 10 July 1943:  Following the successful conclusion of the North African Campaign in mid-May, a combined allied force of 160,000 Commonwealth and American troops invaded Sicily as a prelude to the assault on mainland Italy. The Italians, who would shortly make peace with the Allies and re-enter the war on their side, offered little determined resistance but German opposition was vigorous and stubborn. The campaign in Sicily came to an end on 17 August when the two allied forces came together at Messina but failed to cut off the retreating Axis lines.

13 July 1943:  Action involving 2nd Battalion Parachute Regiment.

 During the night of 13 July, 1st Parachute Brigade under command of Brigadier C W Lathbury and consisting of 1, 2 and 3 PARA, preceded by the Pathfinders from 21st Independent Company, dropped in Sicily. The objective was to capture the Primosole Bridge spanning the River Simeto. This vital defile covered the approaches to the Catonia Plain, over which the sea-borne invasion forces must pass to advance north.

Fired upon by both the enemy and the Allied invasion fleet the drop was widely scattered. Only 12 officers and 283 airborne soldiers from the 1,856 committed actually reached their rendezvous points. Nevertheless, the bridge was captured by dawn 14 July.

Throughout the day, the 4th German Fallschirmjäger (Parachute) Brigade attacked the weakly held position, from the west and north without success.
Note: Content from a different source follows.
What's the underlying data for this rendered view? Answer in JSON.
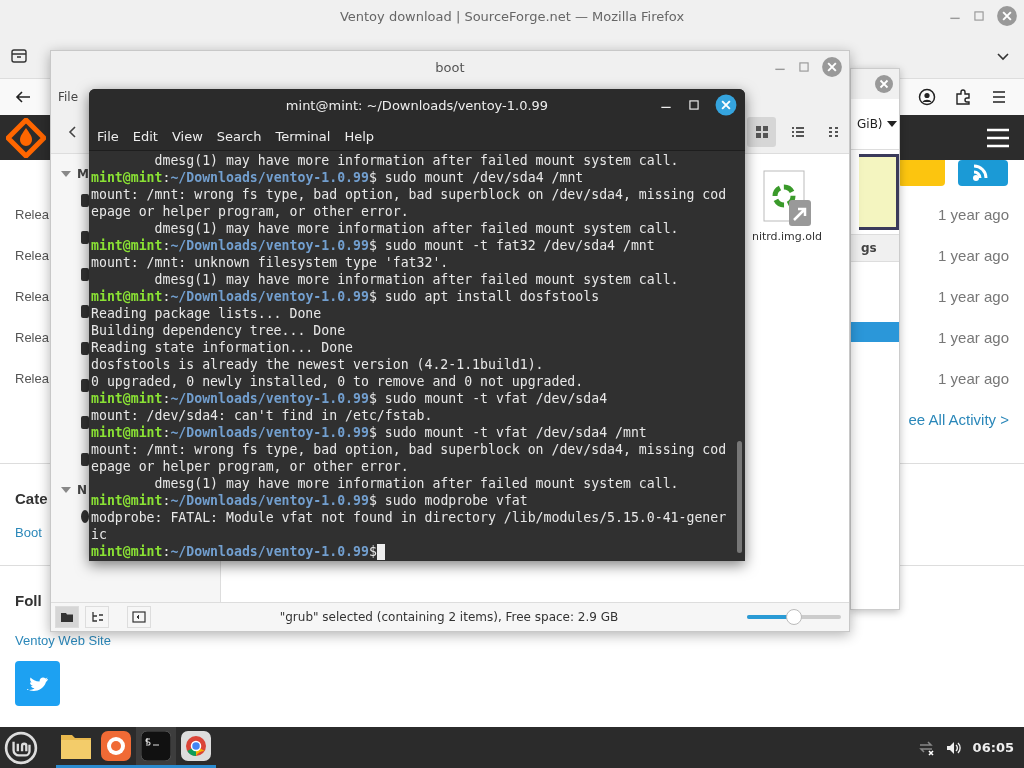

When they crossed the river to the east and attacked from three directions, the remnants of the Brigade were forced into a small perimeter to the south. It held until the 4th Armoured Brigade arrived from the invasion beaches.

14 July 1943:  Private Maurice Collinson was killed in action.

An attack was made by the 9th Durham Light infantry (DLI) but it was beaten off with considerable cost.

15 July:  at dawn, another attack by the DLI guided by Lt Col A S Pearson, commanding 1 PARA, and supported by the remnants of the Brigade successfully retook the bridge intact. The small Brigade ‘scratch-force’ that managed to reach the objective had lost 27 killed, 78 wounded and several missing.

Burial: Catania War Cemetery, Sicily [8]

 Catania War Cemetery is 7 kilometres south-west of Catania. It contains burials from the later stages of the Sicilian Campaign, from Lentini northwards. Many died in the heavy fighting just short of Catania (the town was taken on 5 August) and in the battle for the Simeto river bridgehead. Catania War Cemetery contains 2,135 Commonwealth burials of the Second World War, 113 of them unidentified. Private Maurice Collinson is buried at grave reference I.G. 25.


[1] Commonwealth War Graves Commission

[2] England & Wales Birth Index 1916-2007 Vol.10a p.451 Auckland 1922 Q4

[3] 1939 Register

[4] England & Wales Marriage Index 1916-2005 Vol.7a p.350 Loughborough 1942 Q3

[5] CWGC


[7] UK Army Roll of Honour 1939-1945

[8] CWGC &